New projects to raise UK profile in Synthetic Biology
30 May 2008
Four UK Research Councils have come together to announce funding for new projects designed to rapidly build the UK’s expertise and capacity in the emerging field of synthetic biology.
The networks, which formally involve eight universities, including the University of Bristol, will have a strong social and ethical dimension and, where relevant to the projects, also have funding from the Economic and Social Research Council (ESRC) and the Arts and Humanities Research Council (AHRC).
Synthetic biology is the engineering of biology: the synthesis of complex, biologically based, or inspired, systems which display functions that do not exist in nature. Many scientists believe that this approach will ultimately result in the rational and systematic design of systems that may help us to address the major challenges of the future. Possible applications of synthetic biology could include the creation of systems to generate power, new medical applications, nanoscale biological computers, new approaches to cleaning up dangerous waste or sensitive biosensors for health or security applications.
The new projects announced by the Research Councils aim to increase capability so that the UK is at the forefront of this research and a significant part of this will entail bringing bioscientists, engineers, computer scientists and others together.
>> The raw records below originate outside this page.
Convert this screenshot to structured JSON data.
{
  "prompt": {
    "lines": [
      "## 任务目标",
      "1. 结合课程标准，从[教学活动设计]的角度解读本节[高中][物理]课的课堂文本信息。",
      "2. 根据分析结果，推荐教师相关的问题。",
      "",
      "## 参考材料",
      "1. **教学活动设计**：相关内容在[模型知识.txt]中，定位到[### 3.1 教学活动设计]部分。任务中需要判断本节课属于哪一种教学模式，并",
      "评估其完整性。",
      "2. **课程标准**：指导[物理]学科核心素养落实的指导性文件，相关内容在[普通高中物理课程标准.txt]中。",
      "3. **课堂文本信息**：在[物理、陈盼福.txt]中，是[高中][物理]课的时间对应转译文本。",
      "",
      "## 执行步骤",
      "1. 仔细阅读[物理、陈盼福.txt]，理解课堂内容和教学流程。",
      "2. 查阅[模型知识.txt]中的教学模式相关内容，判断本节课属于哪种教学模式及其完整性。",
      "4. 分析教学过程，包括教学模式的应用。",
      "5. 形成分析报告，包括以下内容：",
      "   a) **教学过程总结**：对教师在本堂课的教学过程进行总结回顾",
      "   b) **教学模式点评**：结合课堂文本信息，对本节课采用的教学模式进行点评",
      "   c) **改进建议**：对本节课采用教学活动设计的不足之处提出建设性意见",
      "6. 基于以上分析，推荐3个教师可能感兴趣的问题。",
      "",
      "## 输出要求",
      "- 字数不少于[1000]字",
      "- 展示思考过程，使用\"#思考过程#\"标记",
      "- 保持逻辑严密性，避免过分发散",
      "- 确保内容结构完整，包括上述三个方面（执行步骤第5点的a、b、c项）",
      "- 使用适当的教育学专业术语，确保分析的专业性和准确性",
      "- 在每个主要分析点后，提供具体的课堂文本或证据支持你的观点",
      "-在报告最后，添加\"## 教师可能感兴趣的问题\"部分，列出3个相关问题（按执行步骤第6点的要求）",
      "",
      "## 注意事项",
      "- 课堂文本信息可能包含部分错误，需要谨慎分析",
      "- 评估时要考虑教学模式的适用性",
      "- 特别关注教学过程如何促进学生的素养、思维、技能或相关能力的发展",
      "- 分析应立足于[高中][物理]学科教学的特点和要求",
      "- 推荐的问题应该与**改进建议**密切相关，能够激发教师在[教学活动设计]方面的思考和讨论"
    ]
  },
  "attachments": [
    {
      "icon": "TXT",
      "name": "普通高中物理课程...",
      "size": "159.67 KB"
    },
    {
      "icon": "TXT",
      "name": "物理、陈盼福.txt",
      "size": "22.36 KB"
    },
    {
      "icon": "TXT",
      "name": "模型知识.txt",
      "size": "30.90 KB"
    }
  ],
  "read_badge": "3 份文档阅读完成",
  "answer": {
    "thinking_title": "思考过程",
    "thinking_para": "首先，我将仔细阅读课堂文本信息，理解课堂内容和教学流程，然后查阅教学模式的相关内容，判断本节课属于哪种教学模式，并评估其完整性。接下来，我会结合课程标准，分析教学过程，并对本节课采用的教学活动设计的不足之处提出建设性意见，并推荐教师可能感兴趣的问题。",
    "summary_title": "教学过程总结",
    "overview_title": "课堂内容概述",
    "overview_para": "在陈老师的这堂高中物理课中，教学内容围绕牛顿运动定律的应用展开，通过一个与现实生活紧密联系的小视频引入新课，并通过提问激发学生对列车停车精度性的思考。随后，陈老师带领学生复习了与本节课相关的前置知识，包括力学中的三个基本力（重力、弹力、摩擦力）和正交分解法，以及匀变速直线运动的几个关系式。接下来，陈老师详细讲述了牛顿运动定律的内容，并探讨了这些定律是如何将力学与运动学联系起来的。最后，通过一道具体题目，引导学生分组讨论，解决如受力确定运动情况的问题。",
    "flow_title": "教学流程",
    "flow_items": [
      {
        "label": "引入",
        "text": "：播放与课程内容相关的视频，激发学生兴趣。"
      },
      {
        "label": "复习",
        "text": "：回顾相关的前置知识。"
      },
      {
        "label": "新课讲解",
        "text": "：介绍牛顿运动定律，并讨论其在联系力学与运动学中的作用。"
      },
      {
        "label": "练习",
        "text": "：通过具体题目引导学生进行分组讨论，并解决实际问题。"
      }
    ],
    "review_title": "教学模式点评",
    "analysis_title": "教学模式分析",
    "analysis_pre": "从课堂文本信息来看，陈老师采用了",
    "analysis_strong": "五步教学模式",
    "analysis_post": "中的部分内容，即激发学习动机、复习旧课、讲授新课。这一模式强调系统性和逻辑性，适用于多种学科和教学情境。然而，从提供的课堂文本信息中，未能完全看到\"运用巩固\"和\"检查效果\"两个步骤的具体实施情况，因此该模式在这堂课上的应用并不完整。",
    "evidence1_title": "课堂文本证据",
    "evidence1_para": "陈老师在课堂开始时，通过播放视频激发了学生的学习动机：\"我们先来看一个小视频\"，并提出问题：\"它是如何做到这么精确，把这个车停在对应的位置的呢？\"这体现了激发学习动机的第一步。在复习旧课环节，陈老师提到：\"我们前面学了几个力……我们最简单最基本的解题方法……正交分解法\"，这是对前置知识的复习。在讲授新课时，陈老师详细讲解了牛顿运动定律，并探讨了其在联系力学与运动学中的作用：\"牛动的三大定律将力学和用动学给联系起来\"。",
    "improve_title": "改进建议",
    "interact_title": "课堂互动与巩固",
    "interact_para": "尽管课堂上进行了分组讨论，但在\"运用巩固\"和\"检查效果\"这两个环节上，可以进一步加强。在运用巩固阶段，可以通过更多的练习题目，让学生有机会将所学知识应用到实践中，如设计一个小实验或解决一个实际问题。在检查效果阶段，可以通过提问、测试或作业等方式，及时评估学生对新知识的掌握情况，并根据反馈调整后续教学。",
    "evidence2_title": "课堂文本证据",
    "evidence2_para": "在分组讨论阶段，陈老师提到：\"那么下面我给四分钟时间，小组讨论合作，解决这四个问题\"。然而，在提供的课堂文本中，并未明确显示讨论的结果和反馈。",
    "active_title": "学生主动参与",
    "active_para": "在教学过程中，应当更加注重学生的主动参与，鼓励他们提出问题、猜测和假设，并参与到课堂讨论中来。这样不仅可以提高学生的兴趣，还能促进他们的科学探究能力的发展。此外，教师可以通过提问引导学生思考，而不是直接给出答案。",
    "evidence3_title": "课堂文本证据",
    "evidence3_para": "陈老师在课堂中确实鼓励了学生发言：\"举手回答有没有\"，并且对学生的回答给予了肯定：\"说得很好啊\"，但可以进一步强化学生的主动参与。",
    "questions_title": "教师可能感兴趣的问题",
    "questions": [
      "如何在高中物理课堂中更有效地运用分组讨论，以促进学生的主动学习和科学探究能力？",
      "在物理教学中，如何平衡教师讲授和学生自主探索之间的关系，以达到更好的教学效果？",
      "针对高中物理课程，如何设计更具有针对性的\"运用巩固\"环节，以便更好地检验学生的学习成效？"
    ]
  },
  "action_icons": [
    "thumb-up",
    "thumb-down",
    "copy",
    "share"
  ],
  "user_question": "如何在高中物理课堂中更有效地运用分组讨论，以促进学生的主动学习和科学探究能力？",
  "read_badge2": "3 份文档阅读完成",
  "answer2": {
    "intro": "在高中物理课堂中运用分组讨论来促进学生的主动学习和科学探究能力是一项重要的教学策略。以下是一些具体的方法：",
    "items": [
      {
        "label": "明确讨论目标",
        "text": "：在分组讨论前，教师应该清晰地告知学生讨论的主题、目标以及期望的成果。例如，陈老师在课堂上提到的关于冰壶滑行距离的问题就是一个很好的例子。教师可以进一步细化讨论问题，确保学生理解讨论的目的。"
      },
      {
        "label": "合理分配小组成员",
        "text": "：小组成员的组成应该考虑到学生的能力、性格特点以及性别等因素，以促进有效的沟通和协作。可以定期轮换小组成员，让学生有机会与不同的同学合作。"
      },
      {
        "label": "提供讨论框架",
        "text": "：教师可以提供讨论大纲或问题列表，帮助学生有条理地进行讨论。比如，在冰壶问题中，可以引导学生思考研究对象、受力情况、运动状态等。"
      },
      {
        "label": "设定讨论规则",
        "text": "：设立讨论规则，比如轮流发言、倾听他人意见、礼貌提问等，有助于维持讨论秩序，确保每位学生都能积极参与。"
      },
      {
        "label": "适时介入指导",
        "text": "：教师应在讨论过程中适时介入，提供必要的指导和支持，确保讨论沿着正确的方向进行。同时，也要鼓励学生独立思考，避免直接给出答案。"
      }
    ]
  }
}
The networks being announced today are centred on: the University of Bristol, Durham University, the University of Edinburgh, University College London & Birkbeck College, the University of Nottingham, the University of Oxford and the University of Sheffield. The total investment by the Research Councils is almost £900,000; the networks will use this funding to build multidisciplinary links between different labs and develop the tools and language required for synthetic biology research, enabling the UK to punch its weight internationally in this field.
Ian Pearson, Minister for Science and Innovation, said: “Synthetic biology is an exciting new, currently evolving field at the interface of bioscience and engineering. The design and construction of new biological parts, devices and systems and the re-design of existing natural biological systems for useful purposes has many potential applications in medicine, bio-energy and novel materials.
“By developing this emerging science, the UK will continue to keep its leading edge and increase its international competitiveness for the future. This initiative is aimed at raising UK profile and capability in this area to put the country at the forefront of the field.”
Professor Nigel Brown, BBSRC Director of Science and Technology, speaking on behalf of all four funding Research Councils, said: “The UK has world-class bioscience and engineering communities and our aim is to build capacity for a world-leading UK synthetic biology research community quickly. Synthetic biology has huge potential to help us both further our understanding of natural biological systems and also develop new biologically-based systems to tackle future challenges. The four Research Councils working together in this initiative shows that the future of Synthetic Biology in the UK relies not only on bringing together biologists and engineers but also on ensuring that the societal issues are considered from the start.”
Dr Brian Johnson, Chair of BBSRC’s Bioscience for Society sub-group on synthetic biology, commented on the ethical and social considerations of this area of science: “BBSRC has already set up a group to gain insight into public attitudes when setting research priorities in synthetic biology. We think it is important that scientists and research funders are aware of the wider social and ethical issues surrounding synthetic biology. From events that we and others have held recently, we are confident that UK scientists will address such issues when planning and carrying out research involving synthetic biology.
“The Research Councils are working closely together through the Research Councils UK partnership, to address social and ethical issues and to encourage constructive public engagement around the science and the opportunities that it offers. The Research Councils are committed to working with the Royal Society and other stakeholders in the field of synthetic biology.”